The political response to the rise of Golden Dawn, as well as of the extreme Right in Europe, is not the creation of a unified anti-fascist front of all “democratic forces”. This front, which would lead to a decisive shift from the classical division between Right and Left to the tandem Democrats vs. Fascists, will play the role of a leftist “purification” of neo-liberalism. This would be in my opinion the fatal political mistake that would dash the extreme Right to the heights and would undermine SYRIZA. The creation of a classless front, at an era when the problem for societies is predominantly tied to classes, would make the Left part of the problem. The European Left at a national level first, should claim institutionally and socially the isolation of the action and the influence of the extreme Right. It should demand the intervention of state institutions and mechanisms, such as the Police and Justice, especially when the latter idle in Greece, against the criminal activity of members of those parties. It should also socially set up solidarity networks for populations dramatically affected by the crisis. Most important however is the claim to establish a substantial, democratic immigration policy. For SYRIZA in Greece, but also for the European Left, immigration is a major political issue, because it is a matter of social struggle and battle against nationalism and racism. By demanding a new law on citizenship in Greece, SYRIZA must assert the redefinition, from a class and ideological point of view, of the nation, of the very notion of Republique.
In political terms the time has come for the Left, confronted with the neoliberal logic of entrusting politics to the “excellent”, to demand the strengthening of representative democracy with institutions of direct democracy, such as the referendum or the recall/withdrawal of elected politicians. The class struggle needs to be asserted democratically, in the sense that the society which is affected by the crisis must be directly involved in politics. Especially in European level, the Left should dynamically claim a different European narrative about the crisis, and consequently a different construction of EU. It is time to realize that the neoliberal “imperial” structure of the EU favors the rise of right-wing parties. So the problem is not only that of a coherent leftist resistance to the austerity measures, but claiming institutional change for an EU of societies in solidarity instead of nations in conflict.

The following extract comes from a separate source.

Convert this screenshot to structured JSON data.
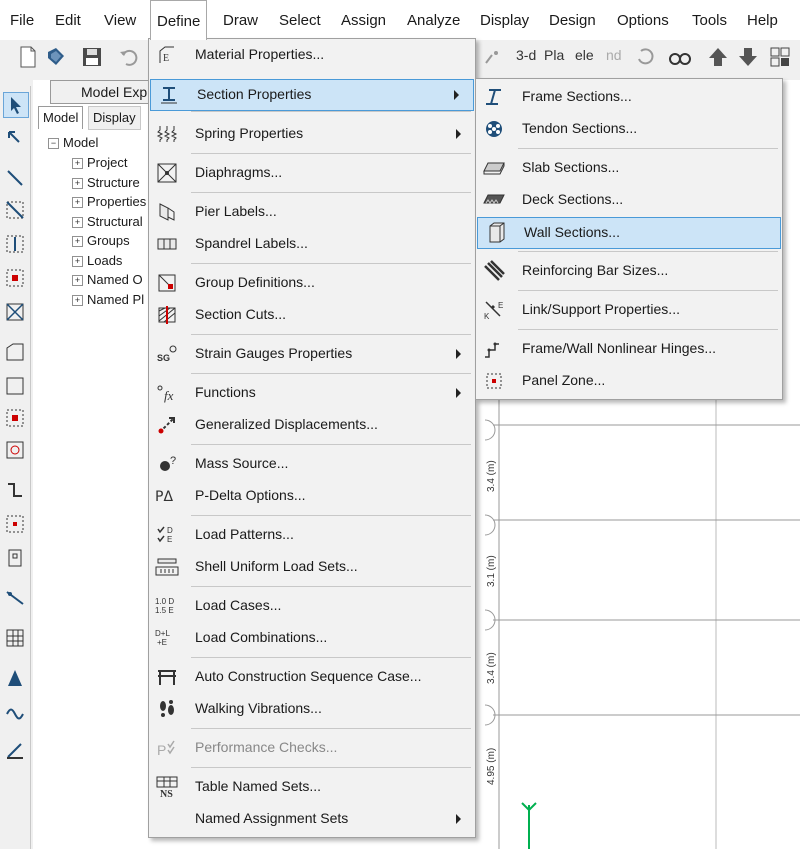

Specifically, the issue of national sovereignty, the nation-state, the European exercise of political power etc., should be placed at the front page of the European Left agenda. I will conclude by saying that we abandoned as Left the hegemonic discourse about concepts like Republique, nation, Europe, to bourgeois forces. In order to break the dominant European narrative about the crisis which has been constructed on the North-South division, a division that is nationally reproduced by dividing locals from foreigners, we are compelled to assert the hegemony of defining the content of these critical concepts.